* **Exercise**
Check each line of the records for "placeholder"; collect those that have it.

[Web page and app entries]
——————

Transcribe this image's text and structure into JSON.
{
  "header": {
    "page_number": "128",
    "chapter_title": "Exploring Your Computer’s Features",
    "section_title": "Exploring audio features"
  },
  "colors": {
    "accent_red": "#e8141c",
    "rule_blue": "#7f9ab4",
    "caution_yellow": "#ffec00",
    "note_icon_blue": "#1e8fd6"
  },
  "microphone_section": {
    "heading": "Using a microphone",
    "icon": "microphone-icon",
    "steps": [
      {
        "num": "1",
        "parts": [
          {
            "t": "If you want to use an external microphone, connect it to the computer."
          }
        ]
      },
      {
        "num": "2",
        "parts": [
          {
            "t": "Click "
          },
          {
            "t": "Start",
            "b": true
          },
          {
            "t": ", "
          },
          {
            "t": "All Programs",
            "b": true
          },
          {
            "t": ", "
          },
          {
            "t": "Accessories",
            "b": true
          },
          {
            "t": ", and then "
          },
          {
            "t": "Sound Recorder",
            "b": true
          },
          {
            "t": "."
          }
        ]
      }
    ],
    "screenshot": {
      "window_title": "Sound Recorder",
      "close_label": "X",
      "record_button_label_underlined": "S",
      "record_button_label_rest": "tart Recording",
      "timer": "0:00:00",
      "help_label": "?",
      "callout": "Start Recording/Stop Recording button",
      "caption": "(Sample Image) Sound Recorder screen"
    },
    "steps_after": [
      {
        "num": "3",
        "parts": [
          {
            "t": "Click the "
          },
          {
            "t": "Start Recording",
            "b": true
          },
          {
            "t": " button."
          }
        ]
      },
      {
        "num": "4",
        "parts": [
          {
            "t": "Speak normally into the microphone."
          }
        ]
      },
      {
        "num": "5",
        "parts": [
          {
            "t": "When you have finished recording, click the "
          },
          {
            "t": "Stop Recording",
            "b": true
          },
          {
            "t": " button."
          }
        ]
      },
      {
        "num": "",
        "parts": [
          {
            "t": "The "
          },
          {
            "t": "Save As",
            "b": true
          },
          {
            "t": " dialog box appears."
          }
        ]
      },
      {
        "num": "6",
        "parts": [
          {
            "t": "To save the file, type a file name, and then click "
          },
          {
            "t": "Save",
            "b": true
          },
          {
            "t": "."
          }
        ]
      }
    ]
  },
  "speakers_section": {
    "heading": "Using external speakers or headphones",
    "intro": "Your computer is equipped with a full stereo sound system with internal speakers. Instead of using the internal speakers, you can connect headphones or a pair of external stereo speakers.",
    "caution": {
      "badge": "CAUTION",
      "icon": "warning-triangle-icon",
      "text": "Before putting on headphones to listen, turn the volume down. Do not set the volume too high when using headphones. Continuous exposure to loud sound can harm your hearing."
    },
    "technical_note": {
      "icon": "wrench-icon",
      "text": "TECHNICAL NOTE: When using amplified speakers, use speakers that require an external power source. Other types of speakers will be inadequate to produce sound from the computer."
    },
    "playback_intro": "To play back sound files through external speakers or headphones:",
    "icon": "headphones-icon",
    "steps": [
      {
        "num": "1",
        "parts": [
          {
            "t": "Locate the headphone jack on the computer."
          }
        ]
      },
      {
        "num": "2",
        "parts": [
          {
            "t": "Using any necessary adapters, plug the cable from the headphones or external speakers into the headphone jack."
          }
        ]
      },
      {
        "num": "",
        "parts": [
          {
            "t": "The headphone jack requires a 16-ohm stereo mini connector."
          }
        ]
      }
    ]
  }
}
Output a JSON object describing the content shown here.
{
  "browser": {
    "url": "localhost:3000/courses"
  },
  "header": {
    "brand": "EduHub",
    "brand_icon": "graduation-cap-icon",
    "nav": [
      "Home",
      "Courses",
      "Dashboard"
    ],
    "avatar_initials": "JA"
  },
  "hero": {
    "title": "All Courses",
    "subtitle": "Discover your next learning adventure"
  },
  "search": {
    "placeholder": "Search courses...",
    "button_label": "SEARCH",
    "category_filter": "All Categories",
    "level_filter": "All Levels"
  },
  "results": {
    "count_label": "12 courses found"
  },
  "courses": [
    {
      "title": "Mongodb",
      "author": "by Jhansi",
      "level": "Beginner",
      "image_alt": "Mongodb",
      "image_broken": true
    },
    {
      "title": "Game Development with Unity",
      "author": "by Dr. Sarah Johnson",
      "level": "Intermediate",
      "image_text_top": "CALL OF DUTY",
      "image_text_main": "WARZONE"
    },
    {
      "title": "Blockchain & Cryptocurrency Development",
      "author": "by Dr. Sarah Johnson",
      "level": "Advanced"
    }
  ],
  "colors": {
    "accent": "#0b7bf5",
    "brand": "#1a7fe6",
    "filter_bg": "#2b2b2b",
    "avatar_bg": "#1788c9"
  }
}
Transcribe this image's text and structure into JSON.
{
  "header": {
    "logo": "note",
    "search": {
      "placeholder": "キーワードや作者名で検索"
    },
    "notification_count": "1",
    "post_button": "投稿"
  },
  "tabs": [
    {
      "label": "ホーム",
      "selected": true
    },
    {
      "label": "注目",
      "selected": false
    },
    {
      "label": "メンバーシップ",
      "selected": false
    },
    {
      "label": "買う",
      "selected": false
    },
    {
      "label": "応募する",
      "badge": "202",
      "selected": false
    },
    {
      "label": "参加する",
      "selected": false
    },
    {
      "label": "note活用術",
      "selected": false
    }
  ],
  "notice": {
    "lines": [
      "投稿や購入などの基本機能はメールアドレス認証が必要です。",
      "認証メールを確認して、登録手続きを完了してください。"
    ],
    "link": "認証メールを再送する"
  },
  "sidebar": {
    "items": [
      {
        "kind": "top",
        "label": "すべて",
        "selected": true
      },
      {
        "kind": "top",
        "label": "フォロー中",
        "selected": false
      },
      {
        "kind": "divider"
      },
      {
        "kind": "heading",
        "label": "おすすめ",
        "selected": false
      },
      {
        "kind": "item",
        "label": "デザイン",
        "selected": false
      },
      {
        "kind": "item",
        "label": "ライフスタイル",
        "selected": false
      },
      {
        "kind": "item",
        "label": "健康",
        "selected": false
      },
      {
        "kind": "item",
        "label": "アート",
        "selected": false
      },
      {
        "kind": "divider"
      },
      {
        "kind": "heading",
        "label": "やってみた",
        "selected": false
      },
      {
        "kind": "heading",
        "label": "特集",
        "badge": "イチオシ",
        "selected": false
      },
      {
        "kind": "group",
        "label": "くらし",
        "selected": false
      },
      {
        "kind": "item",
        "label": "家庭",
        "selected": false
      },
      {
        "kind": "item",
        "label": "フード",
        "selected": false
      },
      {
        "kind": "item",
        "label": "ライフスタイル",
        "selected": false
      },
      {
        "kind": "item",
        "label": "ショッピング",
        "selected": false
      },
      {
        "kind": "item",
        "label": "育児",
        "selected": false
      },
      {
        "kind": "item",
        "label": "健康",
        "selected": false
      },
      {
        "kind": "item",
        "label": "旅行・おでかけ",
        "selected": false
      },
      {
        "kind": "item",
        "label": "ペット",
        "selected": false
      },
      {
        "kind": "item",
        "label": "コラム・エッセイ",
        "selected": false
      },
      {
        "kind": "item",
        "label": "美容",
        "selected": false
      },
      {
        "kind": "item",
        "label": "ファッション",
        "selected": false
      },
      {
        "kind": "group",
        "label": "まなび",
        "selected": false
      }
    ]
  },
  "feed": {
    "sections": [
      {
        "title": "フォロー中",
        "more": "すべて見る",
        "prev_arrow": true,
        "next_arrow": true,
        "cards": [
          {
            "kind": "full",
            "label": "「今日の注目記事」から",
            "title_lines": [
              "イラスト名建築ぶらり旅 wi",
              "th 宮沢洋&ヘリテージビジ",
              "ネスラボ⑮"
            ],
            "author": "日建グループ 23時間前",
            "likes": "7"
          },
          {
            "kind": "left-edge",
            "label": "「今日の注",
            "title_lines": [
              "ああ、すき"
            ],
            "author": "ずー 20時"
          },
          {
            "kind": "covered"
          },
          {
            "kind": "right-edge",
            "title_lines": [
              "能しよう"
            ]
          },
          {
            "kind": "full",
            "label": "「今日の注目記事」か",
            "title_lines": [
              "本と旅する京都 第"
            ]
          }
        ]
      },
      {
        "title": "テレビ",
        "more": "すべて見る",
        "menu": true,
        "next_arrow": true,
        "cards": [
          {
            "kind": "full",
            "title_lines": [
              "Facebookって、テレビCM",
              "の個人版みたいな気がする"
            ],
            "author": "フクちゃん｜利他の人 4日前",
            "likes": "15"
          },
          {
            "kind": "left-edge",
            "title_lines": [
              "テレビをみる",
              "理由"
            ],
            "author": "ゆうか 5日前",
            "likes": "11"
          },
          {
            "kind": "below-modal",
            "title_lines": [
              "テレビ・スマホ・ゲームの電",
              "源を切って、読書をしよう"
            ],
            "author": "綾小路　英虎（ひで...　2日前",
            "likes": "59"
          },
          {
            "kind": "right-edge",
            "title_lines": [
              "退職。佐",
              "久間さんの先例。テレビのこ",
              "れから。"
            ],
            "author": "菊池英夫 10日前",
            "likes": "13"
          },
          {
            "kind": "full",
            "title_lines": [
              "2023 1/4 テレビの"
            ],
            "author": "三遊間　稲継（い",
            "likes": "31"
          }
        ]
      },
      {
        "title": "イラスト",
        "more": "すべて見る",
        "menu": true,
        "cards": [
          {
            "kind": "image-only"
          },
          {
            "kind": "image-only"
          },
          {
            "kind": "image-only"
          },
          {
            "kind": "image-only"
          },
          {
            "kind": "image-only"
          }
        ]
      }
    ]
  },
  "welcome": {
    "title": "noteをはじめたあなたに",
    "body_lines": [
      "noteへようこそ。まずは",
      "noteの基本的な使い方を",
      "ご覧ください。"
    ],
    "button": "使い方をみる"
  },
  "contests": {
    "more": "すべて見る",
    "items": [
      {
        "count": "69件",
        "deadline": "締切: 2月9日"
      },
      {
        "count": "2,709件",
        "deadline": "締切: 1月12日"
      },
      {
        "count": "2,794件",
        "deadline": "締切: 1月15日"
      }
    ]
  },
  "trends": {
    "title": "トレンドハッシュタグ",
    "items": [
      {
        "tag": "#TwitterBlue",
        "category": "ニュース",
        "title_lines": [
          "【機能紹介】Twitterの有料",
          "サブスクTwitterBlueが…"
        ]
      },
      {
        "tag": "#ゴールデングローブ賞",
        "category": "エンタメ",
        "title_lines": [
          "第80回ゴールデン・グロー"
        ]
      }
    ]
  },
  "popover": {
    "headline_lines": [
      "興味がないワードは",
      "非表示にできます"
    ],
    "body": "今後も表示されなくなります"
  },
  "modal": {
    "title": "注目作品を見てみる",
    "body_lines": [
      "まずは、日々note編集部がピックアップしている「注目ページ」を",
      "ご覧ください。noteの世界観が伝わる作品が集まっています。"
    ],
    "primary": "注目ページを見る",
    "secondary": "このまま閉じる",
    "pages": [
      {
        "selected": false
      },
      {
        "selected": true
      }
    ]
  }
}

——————

* **Output for this task**
    "placeholder": "Search courses...",
      "placeholder": "キーワードや作者名で検索"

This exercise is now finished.